"The Cares Act was unusually successful, but now it's gone, and a lot more people are poor," Zachary Parolin, one of the authors of the Columbia study, told The Times.
House Democrats passed a $3.4 trillion bill in May to extend the unemployment boost and provide another round of stimulus payments, but Senate Majority Leader Mitch McConnell, R-Ky., refused to even begin negotiating on a second round of relief funding until late July. Democrats have since come down to $2.2 trillion. With Republicans pushing for a $500 billion bill, or less than a quarter of the funding approved by House Democrats, both McConnell and Treasury Secretary Steven Mnuchin now admit it is highly unlikely that a comprehensive bill will be passed before the election. Analysts also doubt that President Donald Trump will still have a desire to push for additional funding after the election is over.
The studies differ somewhat on how things have gone recently. The job market has partly recovered, which has reduced the number of people relying on government aid. But while the Columbia study found an improvement in September, the Chicago study found that poverty continued to grow last month. Black and Latinx people and children have been particularly hard-hit.
In May, the Columbia study estimated that the government aid kept more than 18 million people from falling into poverty, but that number fell to about 4 million last month.

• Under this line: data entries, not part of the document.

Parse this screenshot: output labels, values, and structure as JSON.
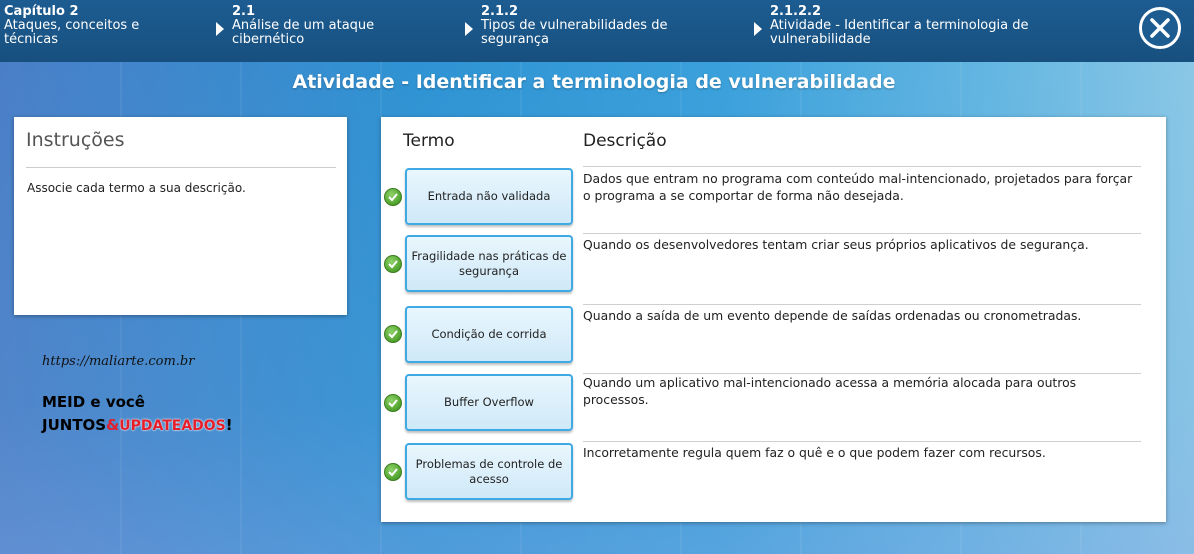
{
  "breadcrumbs": [
    {
      "number": "Capítulo 2",
      "text": "Ataques, conceitos e técnicas"
    },
    {
      "number": "2.1",
      "text": "Análise de um ataque cibernético"
    },
    {
      "number": "2.1.2",
      "text": "Tipos de vulnerabilidades de segurança"
    },
    {
      "number": "2.1.2.2",
      "text": "Atividade - Identificar a terminologia de vulnerabilidade"
    }
  ],
  "activity_title": "Atividade - Identificar a terminologia de vulnerabilidade",
  "instructions": {
    "heading": "Instruções",
    "body": "Associe cada termo a sua descrição."
  },
  "watermark": {
    "url": "https://maliarte.com.br",
    "line1": "MEID e você",
    "line2_part1": "JUNTOS",
    "line2_amp": "&",
    "line2_part2": "UPDATEADOS",
    "line2_end": "!"
  },
  "columns": {
    "term": "Termo",
    "description": "Descrição"
  },
  "rows": [
    {
      "term": "Entrada não validada",
      "description": "Dados que entram no programa com conteúdo mal-intencionado, projetados para forçar o programa a se comportar de forma não desejada.",
      "status": "correct"
    },
    {
      "term": "Fragilidade nas práticas de segurança",
      "description": "Quando os desenvolvedores tentam criar seus próprios aplicativos de segurança.",
      "status": "correct"
    },
    {
      "term": "Condição de corrida",
      "description": "Quando a saída de um evento depende de saídas ordenadas ou cronometradas.",
      "status": "correct"
    },
    {
      "term": "Buffer Overflow",
      "description": "Quando um aplicativo mal-intencionado acessa a memória alocada para outros processos.",
      "status": "correct"
    },
    {
      "term": "Problemas de controle de acesso",
      "description": "Incorretamente regula quem faz o quê e o que podem fazer com recursos.",
      "status": "correct"
    }
  ],
  "icons": {
    "close": "close-icon",
    "check": "check-icon",
    "breadcrumb_separator": "triangle-right-icon"
  },
  "colors": {
    "header": "#1d5c91",
    "term_border": "#3fa9e4",
    "check_green": "#4fa12c",
    "accent_red": "#e51e2a"
  }
}
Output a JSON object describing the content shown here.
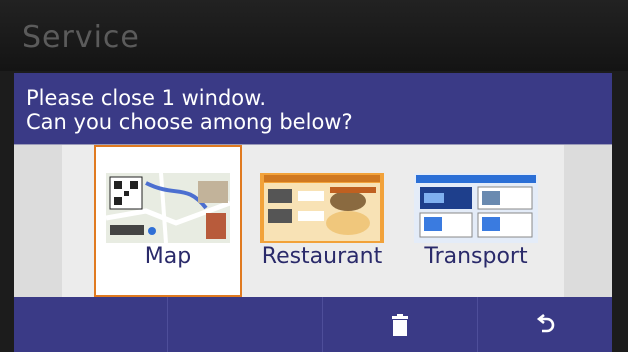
{
  "header": {
    "title": "Service"
  },
  "dialog": {
    "message_line1": "Please close 1 window.",
    "message_line2": "Can you choose among below?",
    "options": [
      {
        "label": "Map",
        "icon": "map-thumbnail",
        "selected": true
      },
      {
        "label": "Restaurant",
        "icon": "restaurant-thumbnail",
        "selected": false
      },
      {
        "label": "Transport",
        "icon": "transport-thumbnail",
        "selected": false
      }
    ]
  },
  "toolbar": {
    "buttons": [
      {
        "icon": "empty",
        "label": ""
      },
      {
        "icon": "empty",
        "label": ""
      },
      {
        "icon": "trash-icon",
        "label": ""
      },
      {
        "icon": "back-arrow-icon",
        "label": ""
      }
    ]
  },
  "colors": {
    "prompt_bg": "#3a3a86",
    "selection_border": "#e07a20",
    "label_text": "#2a2a6a"
  }
}
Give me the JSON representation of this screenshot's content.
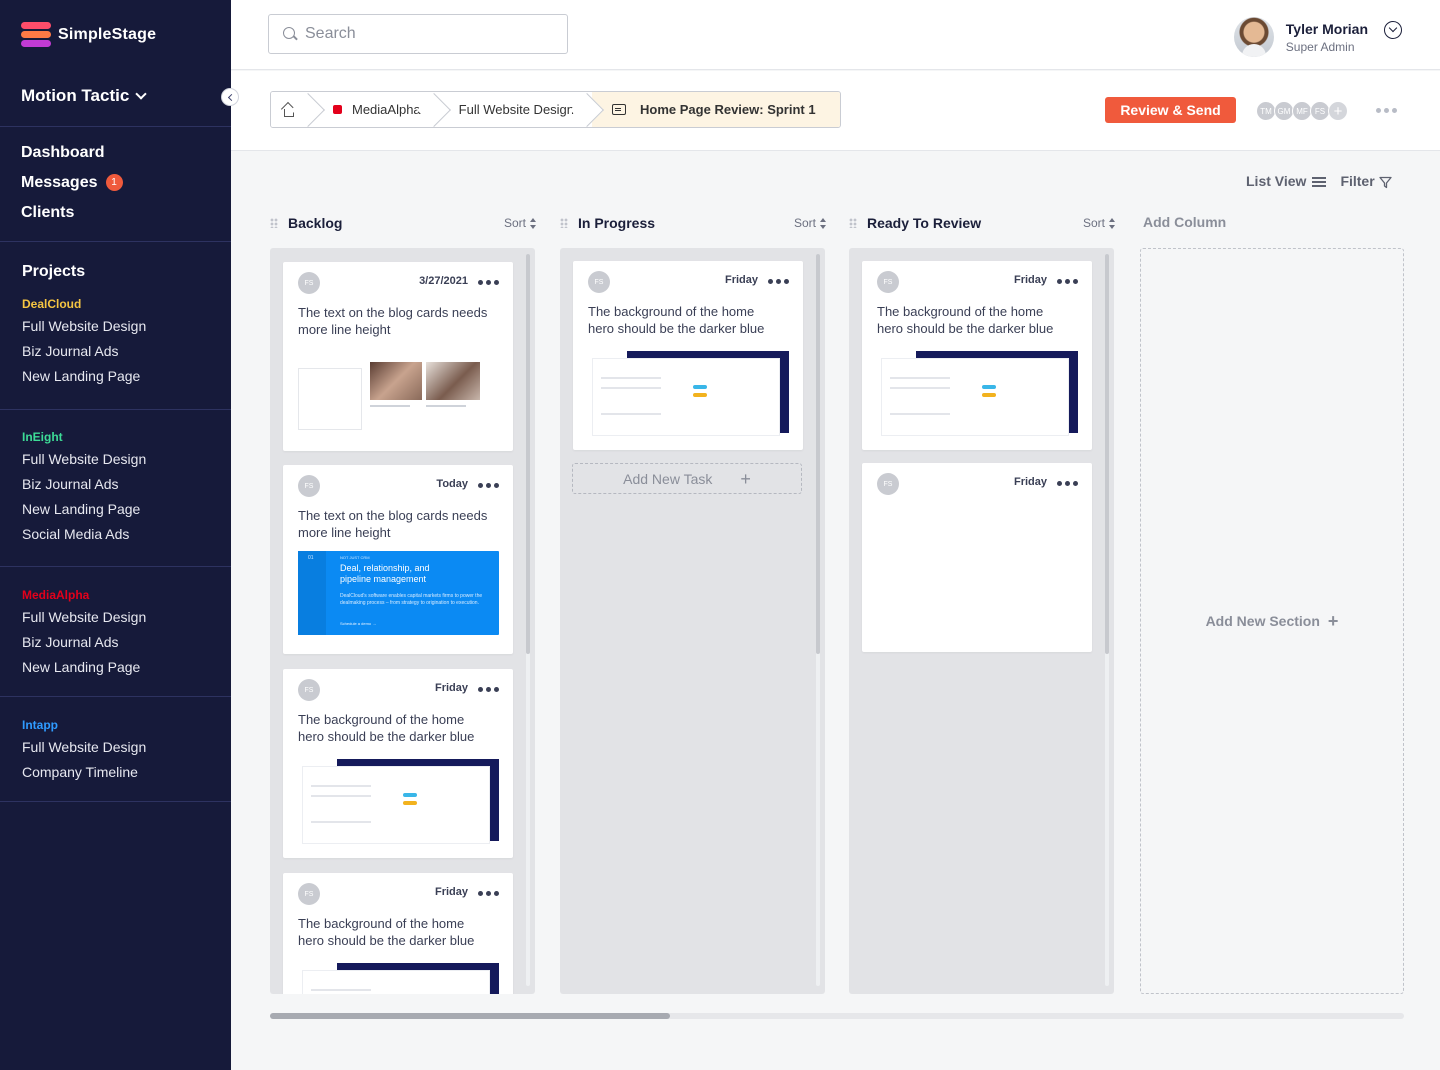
{
  "app": {
    "name": "SimpleStage"
  },
  "org": {
    "name": "Motion Tactic"
  },
  "nav": [
    {
      "label": "Dashboard"
    },
    {
      "label": "Messages",
      "badge": "1"
    },
    {
      "label": "Clients"
    }
  ],
  "projects": {
    "title": "Projects",
    "groups": [
      {
        "name": "DealCloud",
        "color": "#f5c542",
        "items": [
          "Full Website Design",
          "Biz Journal Ads",
          "New Landing Page"
        ]
      },
      {
        "name": "InEight",
        "color": "#3ddc97",
        "items": [
          "Full Website Design",
          "Biz Journal Ads",
          "New Landing Page",
          "Social Media Ads"
        ]
      },
      {
        "name": "MediaAlpha",
        "color": "#e3001b",
        "items": [
          "Full Website Design",
          "Biz Journal Ads",
          "New Landing Page"
        ]
      },
      {
        "name": "Intapp",
        "color": "#2f9bff",
        "items": [
          "Full Website Design",
          "Company Timeline"
        ]
      }
    ]
  },
  "search": {
    "placeholder": "Search"
  },
  "user": {
    "name": "Tyler Morian",
    "role": "Super Admin"
  },
  "breadcrumb": {
    "client": "MediaAlpha",
    "project": "Full Website Design",
    "current": "Home Page Review: Sprint 1"
  },
  "actions": {
    "review_send": "Review & Send"
  },
  "collaborators": [
    "TM",
    "GM",
    "MF",
    "FS"
  ],
  "view": {
    "list_view": "List View",
    "filter": "Filter"
  },
  "columns": [
    {
      "name": "Backlog",
      "sort": "Sort",
      "cards": [
        {
          "initials": "FS",
          "date": "3/27/2021",
          "text": "The text on the blog cards needs more line height",
          "thumb": "blog"
        },
        {
          "initials": "FS",
          "date": "Today",
          "text": "The text on the blog cards needs more line height",
          "thumb": "blue",
          "thumb_title": "Deal, relationship, and pipeline management",
          "thumb_kicker": "NOT JUST CRM",
          "thumb_body": "DealCloud's software enables capital markets firms to power the dealmaking process – from strategy to origination to execution.",
          "thumb_cta": "Schedule a demo →",
          "thumb_index": "01"
        },
        {
          "initials": "FS",
          "date": "Friday",
          "text": "The background of the home hero should be the darker blue",
          "thumb": "dash"
        },
        {
          "initials": "FS",
          "date": "Friday",
          "text": "The background of the home hero should be the darker blue",
          "thumb": "dash"
        }
      ]
    },
    {
      "name": "In Progress",
      "sort": "Sort",
      "cards": [
        {
          "initials": "FS",
          "date": "Friday",
          "text": "The background of the home hero should be the darker blue",
          "thumb": "dash"
        }
      ],
      "add_task": "Add New Task"
    },
    {
      "name": "Ready To Review",
      "sort": "Sort",
      "cards": [
        {
          "initials": "FS",
          "date": "Friday",
          "text": "The background of the home hero should be the darker blue",
          "thumb": "dash"
        },
        {
          "initials": "FS",
          "date": "Friday",
          "text": "",
          "thumb": "none"
        }
      ]
    }
  ],
  "add_column": "Add Column",
  "add_section": "Add New Section"
}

Millions of people were also shut out by the Cares Act. About a third of unemployed workers still have not received unemployment checks, according to the Columbia study, because many do not know they are eligible or have run into bureaucratic issues when trying to apply. Undocumented workers were also excluded from the aid, and anyone who lives in a household with at least one undocumented person was barred from getting a stimulus payment.
The study further estimated that about 30% of those eligible for the stimulus payments did not receive them, as many Americans were too poor to automatically qualify and had to submit additional information through a web portal.
Black and Latinx individuals were more than twice as likely as white people to fall into poverty, according to the Chicago study. Many Latinx were disqualified by the rules, while many Black people live in Southern states, where standalone state unemployment benefits are especially low.
"It wasn't perfect, but hands down it's the most successful thing we've ever done in negating hardship," H. Luke Shaefer, a poverty researcher at the University of Michigan, told the Times.
"It's really important that we reinstate some of the lost benefits," Meyer added.
Some conservatives have argued that the generous unemployment boost was a disincentive to workers to return to their jobs, but study after study has found that not to be the case. Researchers at the Chicago Federal Reserve, the New York Federal Reserve, the University of Massachusetts, Yale and others all found no evidence that the unemployment benefits had an impact on whether workers returned. The studies did find, however, that cutting off the aid would cripple the economic recovery as the number of unemployed workers was still far higher than the number of job openings.
Families have been pushed to the brink without any additional funding in sight. Michigan mother Jenny Santiago told The Times that she now "trims her meals to feed the children" and facing eviction. California mother Kristin Jeffcoat told the outlet that her family had gone without electricity and have run out of propane for cooking and hot showers.
"To feed the children, Ms. Jeffcoat said she sometimes skips meals, especially at the end of the month when the food stamps have run out," The Times reported. "Her husband sold his tools to buy diapers, and Ms. Jeffcoat tried to sell her eggs to a fertility clinic, but she did not medically qualify."